[Opening Data shown section]

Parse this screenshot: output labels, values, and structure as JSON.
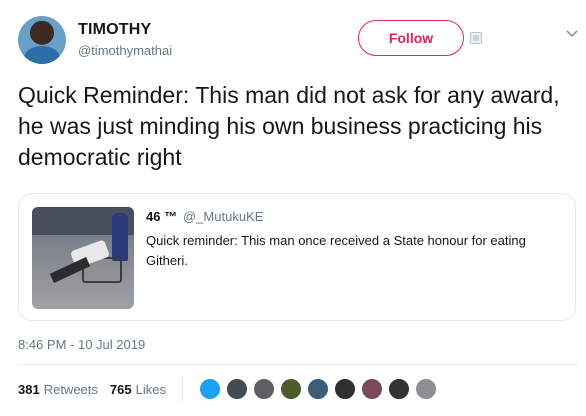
{
  "author": {
    "name": "TIMOTHY",
    "handle": "@timothymathai"
  },
  "follow_label": "Follow",
  "tweet_text": "Quick Reminder: This man did not ask for any award, he was just minding his own business practicing his democratic right",
  "quoted": {
    "name": "46 ™",
    "handle": "@_MutukuKE",
    "text": "Quick reminder: This man once received a State honour for eating Githeri."
  },
  "timestamp": "8:46 PM - 10 Jul 2019",
  "stats": {
    "retweets_count": "381",
    "retweets_label": "Retweets",
    "likes_count": "765",
    "likes_label": "Likes"
  },
  "liker_colors": [
    "#1da1f2",
    "#444b52",
    "#5c5f63",
    "#4d5a2f",
    "#3d5e7a",
    "#2f2f2f",
    "#7a4a5c",
    "#333333",
    "#8c8f91"
  ],
  "colors": {
    "follow_accent": "#e0245e",
    "secondary_text": "#657786"
  }
}
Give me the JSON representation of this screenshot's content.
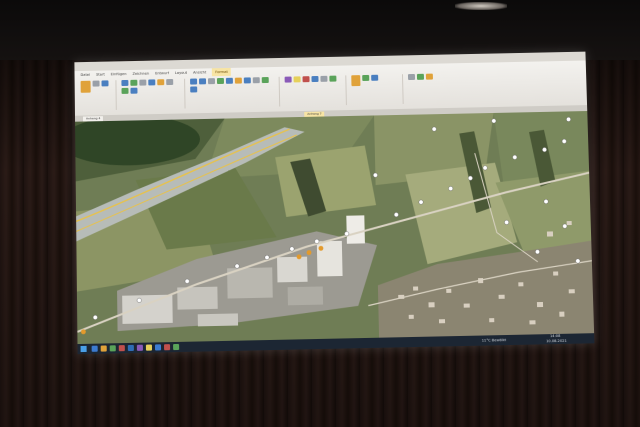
{
  "scene": {
    "description_items": [
      "ceiling-light",
      "curtain",
      "projection-screen"
    ]
  },
  "app": {
    "ribbon_tabs": [
      "Datei",
      "Start",
      "Einfügen",
      "Zeichnen",
      "Entwurf",
      "Layout",
      "Ansicht",
      "Format"
    ],
    "active_tab": "Format",
    "doc_tabs": [
      "Anhang 4",
      "Anhang 7"
    ]
  },
  "taskbar": {
    "weather": "11°C  Bewölkt",
    "clock": "14:08",
    "date": "10.08.2021"
  },
  "colors": {
    "curtain": "#3b2620",
    "screen_frame": "#e9e6e1",
    "map_field": "#6f7d55",
    "road": "#d9d2c2",
    "highway_marking": "#e8c24a",
    "marker_white": "#ffffff",
    "marker_orange": "#e39a2c",
    "taskbar": "#1c2633"
  }
}
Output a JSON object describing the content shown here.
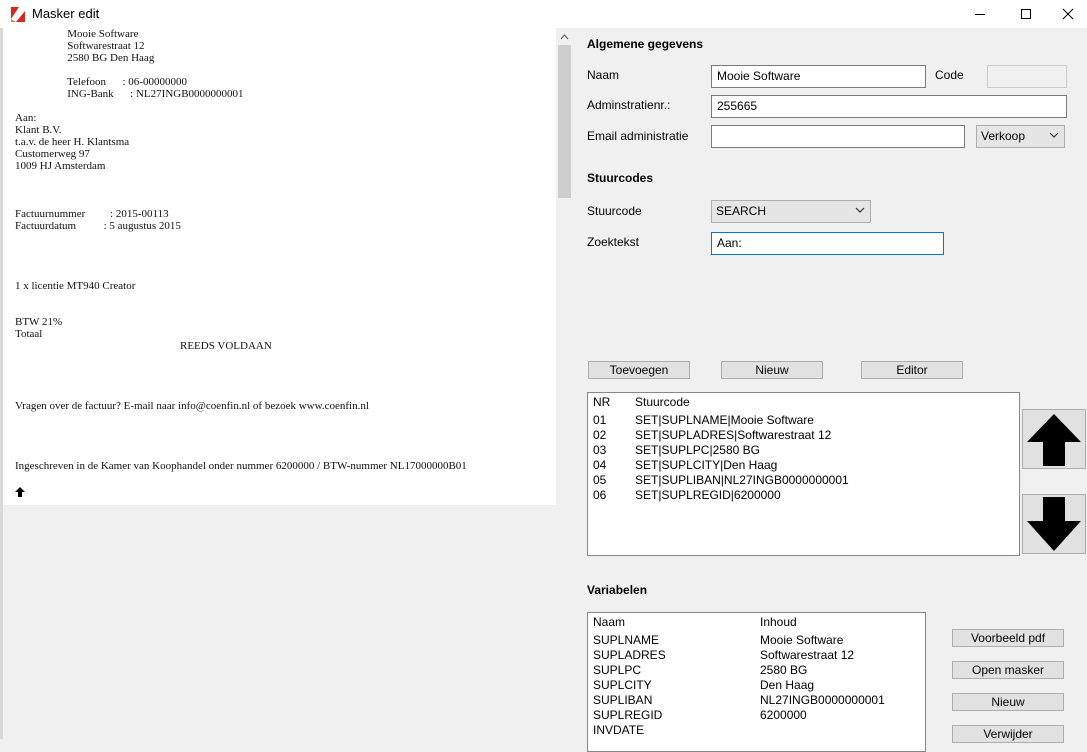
{
  "window": {
    "title": "Masker edit",
    "minimize_glyph": "—",
    "maximize_glyph": "☐",
    "close_glyph": "✕"
  },
  "preview": {
    "text": "                   Mooie Software\n                   Softwarestraat 12\n                   2580 BG Den Haag\n\n                   Telefoon      : 06-00000000\n                   ING-Bank      : NL27INGB0000000001\n\nAan:\nKlant B.V.\nt.a.v. de heer H. Klantsma\nCustomerweg 97\n1009 HJ Amsterdam\n\n\n\nFactuurnummer         : 2015-00113\nFactuurdatum          : 5 augustus 2015\n\n\n\n\n1 x licentie MT940 Creator\n\n\nBTW 21%\nTotaal\n                                                            REEDS VOLDAAN\n\n\n\n\nVragen over de factuur? E-mail naar info@coenfin.nl of bezoek www.coenfin.nl\n\n\n\n\nIngeschreven in de Kamer van Koophandel onder nummer 6200000 / BTW-nummer NL17000000B01"
  },
  "general": {
    "title": "Algemene gegevens",
    "naam_label": "Naam",
    "naam_value": "Mooie Software",
    "code_label": "Code",
    "code_value": "",
    "admin_label": "Adminstratienr.:",
    "admin_value": "255665",
    "email_label": "Email administratie",
    "email_value": "",
    "type_value": "Verkoop"
  },
  "stuurcodes": {
    "title": "Stuurcodes",
    "stuurcode_label": "Stuurcode",
    "stuurcode_value": "SEARCH",
    "zoektekst_label": "Zoektekst",
    "zoektekst_value": "Aan:",
    "btn_toevoegen": "Toevoegen",
    "btn_nieuw": "Nieuw",
    "btn_editor": "Editor",
    "col_nr": "NR",
    "col_stuurcode": "Stuurcode",
    "rows": [
      {
        "nr": "01",
        "code": "SET|SUPLNAME|Mooie Software"
      },
      {
        "nr": "02",
        "code": "SET|SUPLADRES|Softwarestraat 12"
      },
      {
        "nr": "03",
        "code": "SET|SUPLPC|2580 BG"
      },
      {
        "nr": "04",
        "code": "SET|SUPLCITY|Den Haag"
      },
      {
        "nr": "05",
        "code": "SET|SUPLIBAN|NL27INGB0000000001"
      },
      {
        "nr": "06",
        "code": "SET|SUPLREGID|6200000"
      }
    ]
  },
  "variabelen": {
    "title": "Variabelen",
    "col_naam": "Naam",
    "col_inhoud": "Inhoud",
    "rows": [
      {
        "naam": "SUPLNAME",
        "inhoud": "Mooie Software"
      },
      {
        "naam": "SUPLADRES",
        "inhoud": "Softwarestraat 12"
      },
      {
        "naam": "SUPLPC",
        "inhoud": "2580 BG"
      },
      {
        "naam": "SUPLCITY",
        "inhoud": "Den Haag"
      },
      {
        "naam": "SUPLIBAN",
        "inhoud": "NL27INGB0000000001"
      },
      {
        "naam": "SUPLREGID",
        "inhoud": "6200000"
      },
      {
        "naam": "INVDATE",
        "inhoud": ""
      }
    ],
    "btn_voorbeeld": "Voorbeeld pdf",
    "btn_open": "Open masker",
    "btn_nieuw": "Nieuw",
    "btn_verwijder": "Verwijder"
  }
}
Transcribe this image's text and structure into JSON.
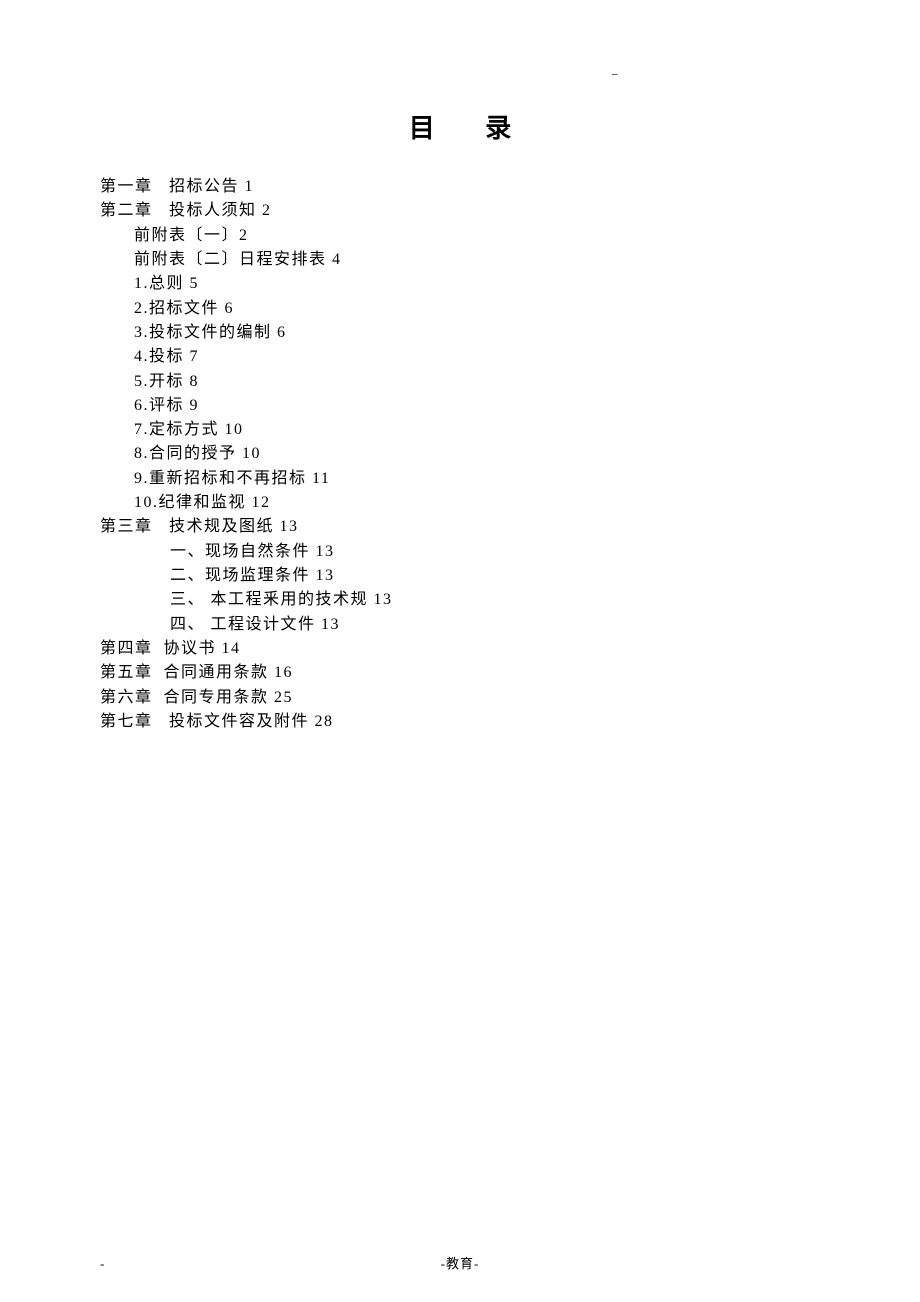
{
  "header_mark": "--",
  "title": "目 录",
  "toc": [
    {
      "level": 0,
      "text": "第一章   招标公告 1"
    },
    {
      "level": 0,
      "text": "第二章   投标人须知 2"
    },
    {
      "level": 1,
      "text": "前附表〔一〕2"
    },
    {
      "level": 1,
      "text": "前附表〔二〕日程安排表 4"
    },
    {
      "level": 1,
      "text": "1.总则 5"
    },
    {
      "level": 1,
      "text": "2.招标文件 6"
    },
    {
      "level": 1,
      "text": "3.投标文件的编制 6"
    },
    {
      "level": 1,
      "text": "4.投标 7"
    },
    {
      "level": 1,
      "text": "5.开标 8"
    },
    {
      "level": 1,
      "text": "6.评标 9"
    },
    {
      "level": 1,
      "text": "7.定标方式 10"
    },
    {
      "level": 1,
      "text": "8.合同的授予 10"
    },
    {
      "level": 1,
      "text": "9.重新招标和不再招标 11"
    },
    {
      "level": 1,
      "text": "10.纪律和监视 12"
    },
    {
      "level": 0,
      "text": "第三章   技术规及图纸 13"
    },
    {
      "level": 2,
      "text": "一、现场自然条件 13"
    },
    {
      "level": 2,
      "text": "二、现场监理条件 13"
    },
    {
      "level": 2,
      "text": "三、 本工程釆用的技术规 13"
    },
    {
      "level": 2,
      "text": "四、 工程设计文件 13"
    },
    {
      "level": 0,
      "text": "第四章  协议书 14"
    },
    {
      "level": 0,
      "text": "第五章  合同通用条款 16"
    },
    {
      "level": 0,
      "text": "第六章  合同专用条款 25"
    },
    {
      "level": 0,
      "text": "第七章   投标文件容及附件 28"
    }
  ],
  "footer_dash": "-",
  "footer_text": "-教育-"
}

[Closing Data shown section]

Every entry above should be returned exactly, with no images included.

Parse this screenshot: output labels, values, and structure as JSON.
{
  "author": {
    "name": "TIMOTHY",
    "handle": "@timothymathai"
  },
  "follow_label": "Follow",
  "tweet_text": "Quick Reminder: This man did not ask for any award, he was just minding his own business practicing his democratic right",
  "quoted": {
    "name": "46 ™",
    "handle": "@_MutukuKE",
    "text": "Quick reminder: This man once received a State honour for eating Githeri."
  },
  "timestamp": "8:46 PM - 10 Jul 2019",
  "stats": {
    "retweets_count": "381",
    "retweets_label": "Retweets",
    "likes_count": "765",
    "likes_label": "Likes"
  },
  "liker_colors": [
    "#1da1f2",
    "#444b52",
    "#5c5f63",
    "#4d5a2f",
    "#3d5e7a",
    "#2f2f2f",
    "#7a4a5c",
    "#333333",
    "#8c8f91"
  ],
  "colors": {
    "follow_accent": "#e0245e",
    "secondary_text": "#657786"
  }
}
Give me the JSON representation of this screenshot's content.
{
  "scene": {
    "description_items": [
      "ceiling-light",
      "curtain",
      "projection-screen"
    ]
  },
  "app": {
    "ribbon_tabs": [
      "Datei",
      "Start",
      "Einfügen",
      "Zeichnen",
      "Entwurf",
      "Layout",
      "Ansicht",
      "Format"
    ],
    "active_tab": "Format",
    "doc_tabs": [
      "Anhang 4",
      "Anhang 7"
    ]
  },
  "taskbar": {
    "weather": "11°C  Bewölkt",
    "clock": "14:08",
    "date": "10.08.2021"
  },
  "colors": {
    "curtain": "#3b2620",
    "screen_frame": "#e9e6e1",
    "map_field": "#6f7d55",
    "road": "#d9d2c2",
    "highway_marking": "#e8c24a",
    "marker_white": "#ffffff",
    "marker_orange": "#e39a2c",
    "taskbar": "#1c2633"
  }
}
Output a JSON object describing the content shown here.
{
  "window": {
    "title": "Masker edit",
    "minimize_glyph": "—",
    "maximize_glyph": "☐",
    "close_glyph": "✕"
  },
  "preview": {
    "text": "                   Mooie Software\n                   Softwarestraat 12\n                   2580 BG Den Haag\n\n                   Telefoon      : 06-00000000\n                   ING-Bank      : NL27INGB0000000001\n\nAan:\nKlant B.V.\nt.a.v. de heer H. Klantsma\nCustomerweg 97\n1009 HJ Amsterdam\n\n\n\nFactuurnummer         : 2015-00113\nFactuurdatum          : 5 augustus 2015\n\n\n\n\n1 x licentie MT940 Creator\n\n\nBTW 21%\nTotaal\n                                                            REEDS VOLDAAN\n\n\n\n\nVragen over de factuur? E-mail naar info@coenfin.nl of bezoek www.coenfin.nl\n\n\n\n\nIngeschreven in de Kamer van Koophandel onder nummer 6200000 / BTW-nummer NL17000000B01"
  },
  "general": {
    "title": "Algemene gegevens",
    "naam_label": "Naam",
    "naam_value": "Mooie Software",
    "code_label": "Code",
    "code_value": "",
    "admin_label": "Adminstratienr.:",
    "admin_value": "255665",
    "email_label": "Email administratie",
    "email_value": "",
    "type_value": "Verkoop"
  },
  "stuurcodes": {
    "title": "Stuurcodes",
    "stuurcode_label": "Stuurcode",
    "stuurcode_value": "SEARCH",
    "zoektekst_label": "Zoektekst",
    "zoektekst_value": "Aan:",
    "btn_toevoegen": "Toevoegen",
    "btn_nieuw": "Nieuw",
    "btn_editor": "Editor",
    "col_nr": "NR",
    "col_stuurcode": "Stuurcode",
    "rows": [
      {
        "nr": "01",
        "code": "SET|SUPLNAME|Mooie Software"
      },
      {
        "nr": "02",
        "code": "SET|SUPLADRES|Softwarestraat 12"
      },
      {
        "nr": "03",
        "code": "SET|SUPLPC|2580 BG"
      },
      {
        "nr": "04",
        "code": "SET|SUPLCITY|Den Haag"
      },
      {
        "nr": "05",
        "code": "SET|SUPLIBAN|NL27INGB0000000001"
      },
      {
        "nr": "06",
        "code": "SET|SUPLREGID|6200000"
      }
    ]
  },
  "variabelen": {
    "title": "Variabelen",
    "col_naam": "Naam",
    "col_inhoud": "Inhoud",
    "rows": [
      {
        "naam": "SUPLNAME",
        "inhoud": "Mooie Software"
      },
      {
        "naam": "SUPLADRES",
        "inhoud": "Softwarestraat 12"
      },
      {
        "naam": "SUPLPC",
        "inhoud": "2580 BG"
      },
      {
        "naam": "SUPLCITY",
        "inhoud": "Den Haag"
      },
      {
        "naam": "SUPLIBAN",
        "inhoud": "NL27INGB0000000001"
      },
      {
        "naam": "SUPLREGID",
        "inhoud": "6200000"
      },
      {
        "naam": "INVDATE",
        "inhoud": ""
      }
    ],
    "btn_voorbeeld": "Voorbeeld pdf",
    "btn_open": "Open masker",
    "btn_nieuw": "Nieuw",
    "btn_verwijder": "Verwijder"
  }
}
Transcribe this image's text and structure into JSON.
{
  "header_mark": "--",
  "title": "目 录",
  "toc": [
    {
      "level": 0,
      "text": "第一章   招标公告 1"
    },
    {
      "level": 0,
      "text": "第二章   投标人须知 2"
    },
    {
      "level": 1,
      "text": "前附表〔一〕2"
    },
    {
      "level": 1,
      "text": "前附表〔二〕日程安排表 4"
    },
    {
      "level": 1,
      "text": "1.总则 5"
    },
    {
      "level": 1,
      "text": "2.招标文件 6"
    },
    {
      "level": 1,
      "text": "3.投标文件的编制 6"
    },
    {
      "level": 1,
      "text": "4.投标 7"
    },
    {
      "level": 1,
      "text": "5.开标 8"
    },
    {
      "level": 1,
      "text": "6.评标 9"
    },
    {
      "level": 1,
      "text": "7.定标方式 10"
    },
    {
      "level": 1,
      "text": "8.合同的授予 10"
    },
    {
      "level": 1,
      "text": "9.重新招标和不再招标 11"
    },
    {
      "level": 1,
      "text": "10.纪律和监视 12"
    },
    {
      "level": 0,
      "text": "第三章   技术规及图纸 13"
    },
    {
      "level": 2,
      "text": "一、现场自然条件 13"
    },
    {
      "level": 2,
      "text": "二、现场监理条件 13"
    },
    {
      "level": 2,
      "text": "三、 本工程釆用的技术规 13"
    },
    {
      "level": 2,
      "text": "四、 工程设计文件 13"
    },
    {
      "level": 0,
      "text": "第四章  协议书 14"
    },
    {
      "level": 0,
      "text": "第五章  合同通用条款 16"
    },
    {
      "level": 0,
      "text": "第六章  合同专用条款 25"
    },
    {
      "level": 0,
      "text": "第七章   投标文件容及附件 28"
    }
  ],
  "footer_dash": "-",
  "footer_text": "-教育-"
}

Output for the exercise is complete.